We learn up coming to very little about a deeply intriguing figure other than a floor-degree assessment of his complicated childhood in the course of the Jackson Five times with monster father Joe Jackson (Quentin Earl Darrington, who also performs tour supervisor Rob) and how that educated his tireless really worth ethic.
In skipping more than the most spectacular areas of his lifestyle, Nottage seeks to disconnect the artist from the artwork. That’s been productively accomplished in advance of with Jackson: in Cirque du Soleil’s music-centric clearly show “Michael Jackson: One” in Las Vegas and “Thriller” in London.
Focusing on his outstanding music is the correct tack. Who doesn’t appreciate Jackson’s catalog? I unquestionably do. “Thriller” and “Billie Jean” are in the exhibit, along with some 30 other individuals, these types of as “Beat It,” “Smooth Criminal” and “Don’t Halt ’til You Get Enough.” So, make them explode off the stage.
But “MJ,” directed and choreographed by Christopher Wheeldon, does not match or seriously approach the energy of the King of Pop, who was an unparalleled reside performer. The rehearsal-home setting and narrative randomness, particularly in the winding 2nd act, tamps down the concert power.

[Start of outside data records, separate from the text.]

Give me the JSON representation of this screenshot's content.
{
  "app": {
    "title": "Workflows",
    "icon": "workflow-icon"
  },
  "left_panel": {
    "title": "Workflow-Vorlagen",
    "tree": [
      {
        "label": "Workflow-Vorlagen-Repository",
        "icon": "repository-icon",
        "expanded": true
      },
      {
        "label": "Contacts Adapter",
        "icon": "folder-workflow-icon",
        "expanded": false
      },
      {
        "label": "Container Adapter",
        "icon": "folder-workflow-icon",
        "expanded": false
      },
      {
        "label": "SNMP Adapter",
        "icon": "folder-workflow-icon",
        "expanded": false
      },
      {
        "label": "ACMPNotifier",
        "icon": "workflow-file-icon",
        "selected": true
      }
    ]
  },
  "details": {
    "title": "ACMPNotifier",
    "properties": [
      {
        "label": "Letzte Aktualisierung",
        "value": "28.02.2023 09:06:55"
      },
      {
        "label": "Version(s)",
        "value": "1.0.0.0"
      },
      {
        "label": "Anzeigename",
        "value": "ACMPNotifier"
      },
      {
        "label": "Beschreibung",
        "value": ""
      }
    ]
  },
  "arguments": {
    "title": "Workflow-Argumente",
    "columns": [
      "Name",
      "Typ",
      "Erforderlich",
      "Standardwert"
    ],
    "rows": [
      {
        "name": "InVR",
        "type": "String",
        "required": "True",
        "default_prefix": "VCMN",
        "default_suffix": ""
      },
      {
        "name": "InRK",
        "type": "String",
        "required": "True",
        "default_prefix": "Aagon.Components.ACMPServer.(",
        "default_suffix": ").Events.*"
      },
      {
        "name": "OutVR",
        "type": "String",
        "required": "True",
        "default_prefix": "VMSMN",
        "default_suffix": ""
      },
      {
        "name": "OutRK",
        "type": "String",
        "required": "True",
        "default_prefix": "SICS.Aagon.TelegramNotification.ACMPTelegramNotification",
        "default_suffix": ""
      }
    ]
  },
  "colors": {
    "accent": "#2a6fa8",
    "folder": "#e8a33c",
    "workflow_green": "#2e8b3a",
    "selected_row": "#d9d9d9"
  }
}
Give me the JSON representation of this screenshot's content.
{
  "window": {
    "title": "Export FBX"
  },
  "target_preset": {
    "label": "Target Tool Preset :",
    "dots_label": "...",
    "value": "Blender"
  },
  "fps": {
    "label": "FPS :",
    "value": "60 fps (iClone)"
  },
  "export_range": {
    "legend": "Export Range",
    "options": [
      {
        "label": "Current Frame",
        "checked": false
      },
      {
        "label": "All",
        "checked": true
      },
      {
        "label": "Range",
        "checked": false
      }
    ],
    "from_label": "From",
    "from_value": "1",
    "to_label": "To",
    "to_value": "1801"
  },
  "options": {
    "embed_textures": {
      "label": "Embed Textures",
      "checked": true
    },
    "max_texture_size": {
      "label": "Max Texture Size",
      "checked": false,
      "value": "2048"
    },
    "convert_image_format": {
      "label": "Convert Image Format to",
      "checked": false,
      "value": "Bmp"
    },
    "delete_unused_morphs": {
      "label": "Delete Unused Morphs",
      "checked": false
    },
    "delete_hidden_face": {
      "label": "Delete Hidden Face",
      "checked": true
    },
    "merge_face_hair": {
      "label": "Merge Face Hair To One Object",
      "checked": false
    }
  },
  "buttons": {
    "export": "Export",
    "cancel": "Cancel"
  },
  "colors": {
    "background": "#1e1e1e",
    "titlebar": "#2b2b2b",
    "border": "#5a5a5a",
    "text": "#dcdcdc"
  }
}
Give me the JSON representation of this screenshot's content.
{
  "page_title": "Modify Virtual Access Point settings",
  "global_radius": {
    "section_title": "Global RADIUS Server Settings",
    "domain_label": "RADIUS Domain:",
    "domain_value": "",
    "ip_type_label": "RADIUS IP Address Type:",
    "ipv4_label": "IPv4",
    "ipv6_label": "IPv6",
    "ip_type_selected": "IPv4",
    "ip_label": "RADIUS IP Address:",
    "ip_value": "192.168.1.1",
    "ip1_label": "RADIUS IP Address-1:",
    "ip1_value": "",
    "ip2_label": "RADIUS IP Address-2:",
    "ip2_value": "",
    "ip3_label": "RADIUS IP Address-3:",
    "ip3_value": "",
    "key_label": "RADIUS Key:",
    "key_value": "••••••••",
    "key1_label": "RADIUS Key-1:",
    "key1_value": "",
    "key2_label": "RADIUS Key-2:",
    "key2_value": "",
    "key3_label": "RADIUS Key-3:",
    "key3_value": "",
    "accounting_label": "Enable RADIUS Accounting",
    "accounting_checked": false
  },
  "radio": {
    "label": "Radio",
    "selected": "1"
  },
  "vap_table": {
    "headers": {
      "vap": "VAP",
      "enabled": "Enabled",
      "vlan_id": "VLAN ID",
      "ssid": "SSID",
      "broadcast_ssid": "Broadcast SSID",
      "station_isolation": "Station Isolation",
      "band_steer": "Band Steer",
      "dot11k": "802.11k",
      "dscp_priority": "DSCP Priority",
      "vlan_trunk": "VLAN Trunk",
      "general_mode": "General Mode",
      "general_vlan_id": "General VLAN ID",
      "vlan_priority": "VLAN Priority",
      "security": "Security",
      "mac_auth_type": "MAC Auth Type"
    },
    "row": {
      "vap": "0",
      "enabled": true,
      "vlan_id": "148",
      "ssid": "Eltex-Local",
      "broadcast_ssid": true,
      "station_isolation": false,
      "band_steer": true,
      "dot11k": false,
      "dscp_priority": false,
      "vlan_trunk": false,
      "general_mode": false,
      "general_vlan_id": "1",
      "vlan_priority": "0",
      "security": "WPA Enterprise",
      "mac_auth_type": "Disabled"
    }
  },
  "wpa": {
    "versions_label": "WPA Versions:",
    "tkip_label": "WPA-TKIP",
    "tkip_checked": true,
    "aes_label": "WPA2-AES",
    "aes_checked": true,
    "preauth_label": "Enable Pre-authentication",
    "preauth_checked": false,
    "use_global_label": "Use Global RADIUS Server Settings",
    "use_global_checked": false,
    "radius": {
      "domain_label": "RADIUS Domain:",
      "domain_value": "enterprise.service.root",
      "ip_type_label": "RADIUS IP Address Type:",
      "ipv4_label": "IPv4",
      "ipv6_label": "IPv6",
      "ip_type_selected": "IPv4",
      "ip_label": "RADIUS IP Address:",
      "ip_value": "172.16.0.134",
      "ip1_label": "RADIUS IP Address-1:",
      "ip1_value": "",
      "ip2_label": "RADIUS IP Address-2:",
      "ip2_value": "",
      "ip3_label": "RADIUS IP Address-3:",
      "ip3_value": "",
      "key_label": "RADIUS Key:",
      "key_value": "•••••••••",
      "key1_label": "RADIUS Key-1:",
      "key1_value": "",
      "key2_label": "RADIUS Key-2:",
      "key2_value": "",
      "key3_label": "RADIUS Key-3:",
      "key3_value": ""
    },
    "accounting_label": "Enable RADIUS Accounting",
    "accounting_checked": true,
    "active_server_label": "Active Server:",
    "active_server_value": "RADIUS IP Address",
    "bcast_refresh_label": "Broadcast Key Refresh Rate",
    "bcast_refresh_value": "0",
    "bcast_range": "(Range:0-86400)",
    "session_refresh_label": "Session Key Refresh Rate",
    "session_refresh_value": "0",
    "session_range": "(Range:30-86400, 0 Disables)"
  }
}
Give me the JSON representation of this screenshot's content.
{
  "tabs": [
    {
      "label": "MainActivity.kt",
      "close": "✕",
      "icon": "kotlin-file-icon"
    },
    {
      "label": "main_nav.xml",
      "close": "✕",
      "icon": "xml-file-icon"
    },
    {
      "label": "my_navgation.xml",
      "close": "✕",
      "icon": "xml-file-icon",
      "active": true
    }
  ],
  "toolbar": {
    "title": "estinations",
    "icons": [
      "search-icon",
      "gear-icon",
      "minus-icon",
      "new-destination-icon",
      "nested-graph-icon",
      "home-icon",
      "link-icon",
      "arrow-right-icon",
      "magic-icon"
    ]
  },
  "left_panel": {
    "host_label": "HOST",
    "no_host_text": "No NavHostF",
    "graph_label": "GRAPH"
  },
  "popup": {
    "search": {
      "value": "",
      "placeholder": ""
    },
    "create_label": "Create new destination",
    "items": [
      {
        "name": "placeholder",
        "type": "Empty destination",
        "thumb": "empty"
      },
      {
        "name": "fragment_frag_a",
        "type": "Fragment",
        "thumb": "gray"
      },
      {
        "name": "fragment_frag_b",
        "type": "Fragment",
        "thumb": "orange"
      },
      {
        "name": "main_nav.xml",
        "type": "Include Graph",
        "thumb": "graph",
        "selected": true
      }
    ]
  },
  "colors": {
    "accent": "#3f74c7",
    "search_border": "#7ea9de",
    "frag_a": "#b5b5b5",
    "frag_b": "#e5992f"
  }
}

Which is not the fault of Frost, the absurdly talented newcomer who captures Jackson’s voice and physicality nicely. On the opposite, we come to feel fortunate to be witnessing the birth of a new Broadway star. The similar is legitimate of the superb Tavon Olds-Sample as “Thriller”-era Michael who, beaming, transports us again to the 1980s, even when the creation all over the actor does not. As mom Katherine Jackson, Ayana George has the show’s most effective musical second when she duets on “I’ll Be There” with her son.
All, nevertheless, are hobbled by an indecisive script — the documentary plot and backstory are clumsily combined, and the cartoonish characters are straight outta “Scooby-Doo” — and very low-power, unattractive staging.
Derek McLane’s sets are mainly gray, just like these of Wheeldon’s “An American in Paris,” possibly to allow for the dancing to pop against them. Doesn’t function. Michael wears black and white a large amount much more often than purple, and the colorlessness of the phase flatters no one.
The 1 flicker of Jackson’s (and Wheeldon’s) genius comes before Michael performs “Smooth Criminal,” when stand-ins for Bob Fosse, Fred Astaire and the Nicholas Brothers get the phase, and we see how all those icons effects Michael’s motion.
The sequence is novel, invigorating and good — precisely what the rest of “MJ” isn’t.